■ Entries shown:
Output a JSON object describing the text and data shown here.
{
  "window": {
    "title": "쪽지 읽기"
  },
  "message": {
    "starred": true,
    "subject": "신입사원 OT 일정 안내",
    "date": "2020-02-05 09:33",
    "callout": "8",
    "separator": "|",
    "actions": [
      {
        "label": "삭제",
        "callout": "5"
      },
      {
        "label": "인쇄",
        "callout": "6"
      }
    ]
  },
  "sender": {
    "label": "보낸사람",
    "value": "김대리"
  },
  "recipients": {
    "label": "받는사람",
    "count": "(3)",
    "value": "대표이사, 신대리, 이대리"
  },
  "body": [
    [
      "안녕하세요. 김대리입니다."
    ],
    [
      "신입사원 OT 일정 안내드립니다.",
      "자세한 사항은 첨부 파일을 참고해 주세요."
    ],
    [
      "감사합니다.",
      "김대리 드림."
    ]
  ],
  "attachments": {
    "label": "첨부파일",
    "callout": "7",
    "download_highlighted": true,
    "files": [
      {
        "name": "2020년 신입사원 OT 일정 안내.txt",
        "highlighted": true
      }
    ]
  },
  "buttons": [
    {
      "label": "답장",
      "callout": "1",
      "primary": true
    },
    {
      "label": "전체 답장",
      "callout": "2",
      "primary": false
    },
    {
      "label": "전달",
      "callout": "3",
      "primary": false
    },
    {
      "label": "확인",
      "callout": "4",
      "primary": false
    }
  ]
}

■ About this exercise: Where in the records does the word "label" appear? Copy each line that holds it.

■ Problem solution:
        "label": "삭제",
        "label": "인쇄",
    "label": "보낸사람",
    "label": "받는사람",
    "label": "첨부파일",
      "label": "답장",
      "label": "전체 답장",
      "label": "전달",
      "label": "확인",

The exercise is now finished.